At Chessington Equestrian Centre the team worked on their show jumping skills. Few of the team had much experience with horses, and there were more than a few shaky moments. Yet by the end of the week everyone was looking at ease on a horse and some had even progressed to doing a few jumps.

Somewhat relieved to be back on their own two feet the team looked for post-lunch training inspiration from the master of the training montage – Rocky Balboa. In Rocky IV they found the perfect training technique. Running across Wandsworth Park quickly turned into a full-on snowball fight followed by the traditional boys versus girls snowman rolling contest. Theirs may have been bigger but ours was most certainly better.

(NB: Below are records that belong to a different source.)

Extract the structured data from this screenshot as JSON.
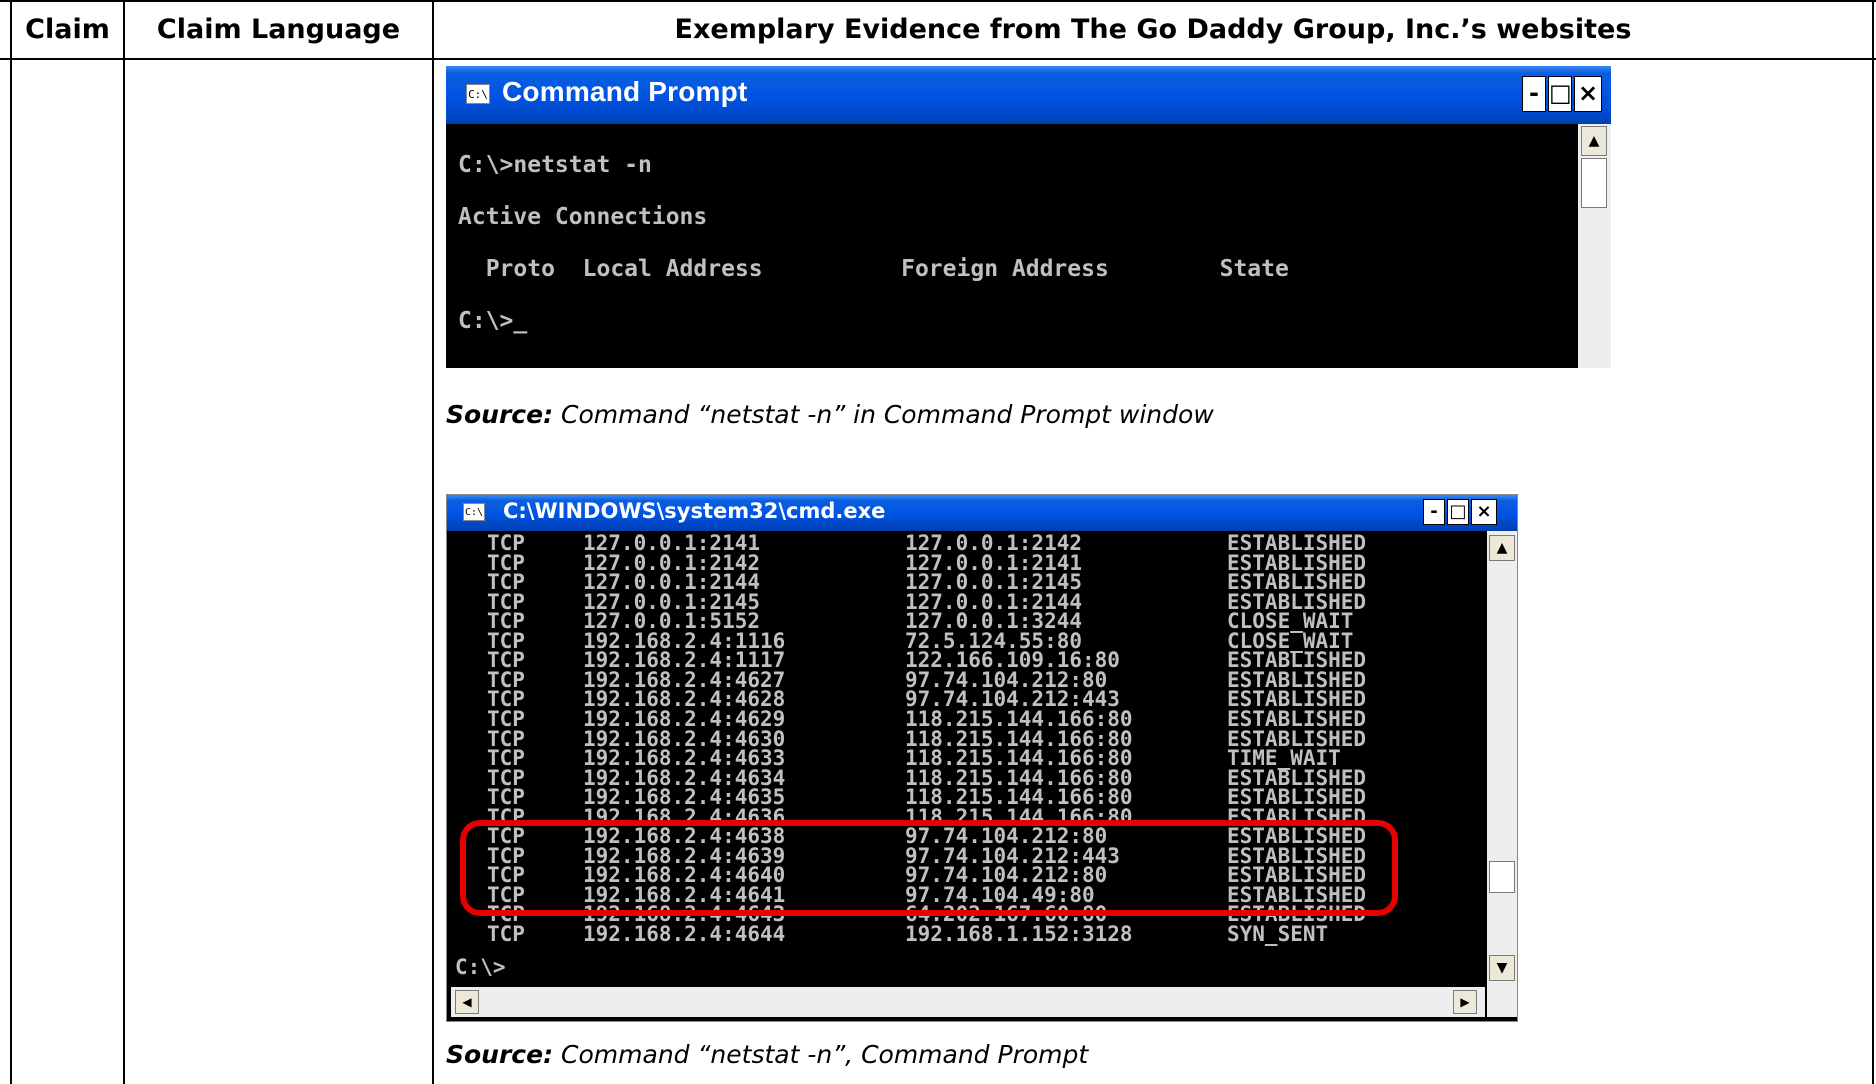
{
  "table": {
    "headers": [
      "Claim",
      "Claim Language",
      "Exemplary Evidence from The Go Daddy Group, Inc.’s websites"
    ]
  },
  "window1": {
    "icon": "C:\\",
    "title": "Command Prompt",
    "btn_min": "-",
    "btn_max": "□",
    "btn_close": "×",
    "lines": [
      "C:\\>netstat -n",
      "Active Connections",
      "  Proto  Local Address          Foreign Address        State",
      "C:\\>_"
    ]
  },
  "source1": {
    "prefix": "Source:",
    "text": " Command “netstat -n” in Command Prompt window"
  },
  "window2": {
    "icon": "C:\\",
    "title": "C:\\WINDOWS\\system32\\cmd.exe",
    "btn_min": "-",
    "btn_max": "□",
    "btn_close": "×",
    "rows": [
      [
        "TCP",
        "127.0.0.1:2141",
        "127.0.0.1:2142",
        "ESTABLISHED"
      ],
      [
        "TCP",
        "127.0.0.1:2142",
        "127.0.0.1:2141",
        "ESTABLISHED"
      ],
      [
        "TCP",
        "127.0.0.1:2144",
        "127.0.0.1:2145",
        "ESTABLISHED"
      ],
      [
        "TCP",
        "127.0.0.1:2145",
        "127.0.0.1:2144",
        "ESTABLISHED"
      ],
      [
        "TCP",
        "127.0.0.1:5152",
        "127.0.0.1:3244",
        "CLOSE_WAIT"
      ],
      [
        "TCP",
        "192.168.2.4:1116",
        "72.5.124.55:80",
        "CLOSE_WAIT"
      ],
      [
        "TCP",
        "192.168.2.4:1117",
        "122.166.109.16:80",
        "ESTABLISHED"
      ],
      [
        "TCP",
        "192.168.2.4:4627",
        "97.74.104.212:80",
        "ESTABLISHED"
      ],
      [
        "TCP",
        "192.168.2.4:4628",
        "97.74.104.212:443",
        "ESTABLISHED"
      ],
      [
        "TCP",
        "192.168.2.4:4629",
        "118.215.144.166:80",
        "ESTABLISHED"
      ],
      [
        "TCP",
        "192.168.2.4:4630",
        "118.215.144.166:80",
        "ESTABLISHED"
      ],
      [
        "TCP",
        "192.168.2.4:4633",
        "118.215.144.166:80",
        "TIME_WAIT"
      ],
      [
        "TCP",
        "192.168.2.4:4634",
        "118.215.144.166:80",
        "ESTABLISHED"
      ],
      [
        "TCP",
        "192.168.2.4:4635",
        "118.215.144.166:80",
        "ESTABLISHED"
      ],
      [
        "TCP",
        "192.168.2.4:4636",
        "118.215.144.166:80",
        "ESTABLISHED"
      ],
      [
        "TCP",
        "192.168.2.4:4638",
        "97.74.104.212:80",
        "ESTABLISHED"
      ],
      [
        "TCP",
        "192.168.2.4:4639",
        "97.74.104.212:443",
        "ESTABLISHED"
      ],
      [
        "TCP",
        "192.168.2.4:4640",
        "97.74.104.212:80",
        "ESTABLISHED"
      ],
      [
        "TCP",
        "192.168.2.4:4641",
        "97.74.104.49:80",
        "ESTABLISHED"
      ],
      [
        "TCP",
        "192.168.2.4:4643",
        "64.202.167.60:80",
        "ESTABLISHED"
      ],
      [
        "TCP",
        "192.168.2.4:4644",
        "192.168.1.152:3128",
        "SYN_SENT"
      ]
    ],
    "prompt": "C:\\>"
  },
  "source2": {
    "prefix": "Source:",
    "text": " Command “netstat -n”, Command Prompt"
  },
  "colors": {
    "xp_title": "#0054e3",
    "console_text": "#c0c0c0",
    "highlight": "#e60000"
  }
}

With Mika, the rather formidable Czech master, rolling an expert eye in disdain and belting out the likes of “You shoot like shotgun,” the athletes swiftly got back on target. Incorporating circuits with shooting to simulate the combined event competition pressures they soon learnt that, when in a hurry, the black ring isn’t quite as easy to hit as one might hope. Nevertheless, they made a lot of progress and even got some fencing work in too before the week was out.

Unfortunately, all good training camps must come to end. At least ours did in true OUMPA style back at our President’s ‘unwinding’. Aristotle would have been proud.